November 1 - 7, 2022

By Bruce McIvor and Geneva Lloyd

This week’s edition includes treaty rights, self-governance, fisheries, access to health care and more. 



Manitoba headlines included systemic racism and access to health care 



Inherent rights and Indigenous governance returned to Saskatchewan headlines 



Ontario headlines featured treaty rights and a life-long fight for systemic change 



Old-growth logging was front and centre in BC 



Self-governance and a groundbreaking prosecutor’s office were in the spotlight in Alberta 



Fisheries were back in the news on the east coast 



NWT news included Indigenous rights and conservation 



Quebec news featured a court-ordered halt to excavation work  



Child welfare was back in the national spotlight




The BC Supreme Court weighed in on a First Nation’s fiduciary obligations 



First Nations hold inherent rights to the land and natural resources of Canada, they are not stakeholder groups.

Office of the Treaty Commissioner of Saskatchewan 


The trees act not as individuals, but somehow as a collective. Exactly how they do this, we don’t yet know. But what we see is the power of unity. What happens to one happens to us all. We can starve together or feast together.

- Robin Wall Kimmerer, Braiding Sweetgrass (2013) 



We are excited to announce Westaway Law Group joined First Peoples Law LLP on October 1, 2022. The newly expanded First Peoples Law LLP creates a national boutique firm specializing in Indigenous rights and working exclusively for First Nation clients.
We are providing a list of resources for anyone looking to get informed about the truth of Residential Schools shared by Survivors across the country. It is not meant to be an exhaustive list. We would welcome any feedback or recommendations.
Bruce McIvor's clear, plain answers to frequently asked questions about Indigenous rights.
Faced with a constant stream of news reports of standoffs and confrontations, Canada’s “reconciliation project” has obviously gone off the rails. In this series of concise and thoughtful essays, lawyer and historian Bruce McIvor explains why reconciliation with Indigenous peoples is failing and what needs to be done to fix it.
First Peoples Law is the author of Annotated Aboriginal Law, previously authored by legendary law professor Shin Imai for over two decades. The book includes hundreds of annotations of significant court decisions and federal legislation regarding Indigenous rights in Canada.

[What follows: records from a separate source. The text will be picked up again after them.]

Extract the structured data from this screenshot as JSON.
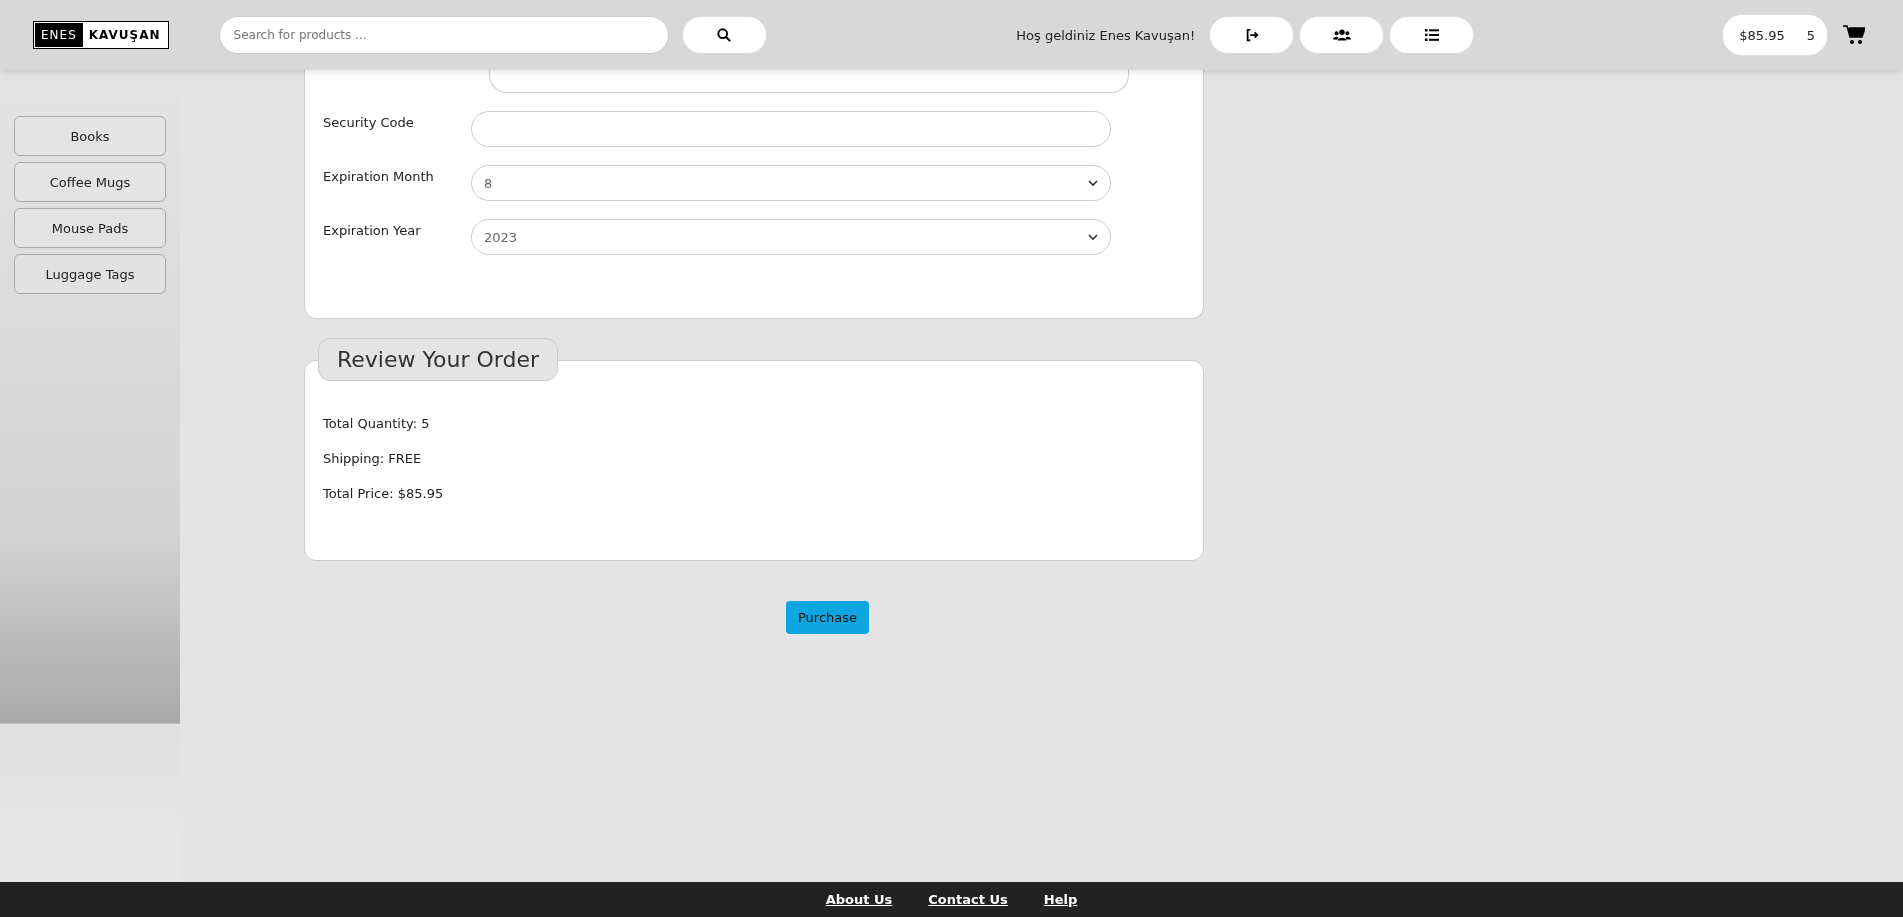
{
  "header": {
    "logo": {
      "left": "ENES",
      "right": "KAVUŞAN"
    },
    "search": {
      "placeholder": "Search for products ..."
    },
    "welcome": "Hoş geldiniz Enes Kavuşan!",
    "actions": [
      {
        "kind": "logout"
      },
      {
        "kind": "users"
      },
      {
        "kind": "list"
      }
    ],
    "cart": {
      "total": "$85.95",
      "count": "5"
    }
  },
  "sidebar": {
    "items": [
      {
        "label": "Books"
      },
      {
        "label": "Coffee Mugs"
      },
      {
        "label": "Mouse Pads"
      },
      {
        "label": "Luggage Tags"
      }
    ]
  },
  "payment": {
    "fields": [
      {
        "kind": "cut"
      },
      {
        "label": "Security Code",
        "kind": "text"
      },
      {
        "label": "Expiration Month",
        "kind": "select",
        "value": "8"
      },
      {
        "label": "Expiration Year",
        "kind": "select",
        "value": "2023"
      }
    ]
  },
  "review": {
    "title": "Review Your Order",
    "lines": [
      "Total Quantity: 5",
      "Shipping: FREE",
      "Total Price: $85.95"
    ]
  },
  "purchase_button": "Purchase",
  "footer": {
    "links": [
      "About Us",
      "Contact Us",
      "Help"
    ]
  }
}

We hope it continues to be a useful resource for Indigenous Peoples defending and advancing their rights across the country.
Check out our podcast featuring conversations on the defence of Indigenous rights.
Your weekly news update on Indigenous rights from First Peoples Law.
First Peoples Law LLP is a law firm dedicated to defending and advancing the rights of Indigenous Peoples in Canada. We work closely with First Nations to defend their Aboriginal title, rights and Treaty rights, uphold their Indigenous laws and governance and ensure economic prosperity for their members.
Bruce McIvor, lawyer and historian, is partner at First Peoples Law LLP. He is also an Adjunct Professor at the University of British Columbia’s Allard School of Law where he teaches the constitutional law of Aboriginal and Treaty rights. A member of the bar in British Columbia and Ontario, Bruce is recognized nationally and internationally as a leading practitioner of Aboriginal law in Canada. Bruce's ancestors took Métis scrip at Red River in Manitoba. He holds a law degree, a Ph.D. in Aboriginal and environmental history, is a Fulbright Scholar and author of Standoff: Why Reconciliation Fails Indigenous People and How to Fix It. He is a member of the Manitoba Métis Federation.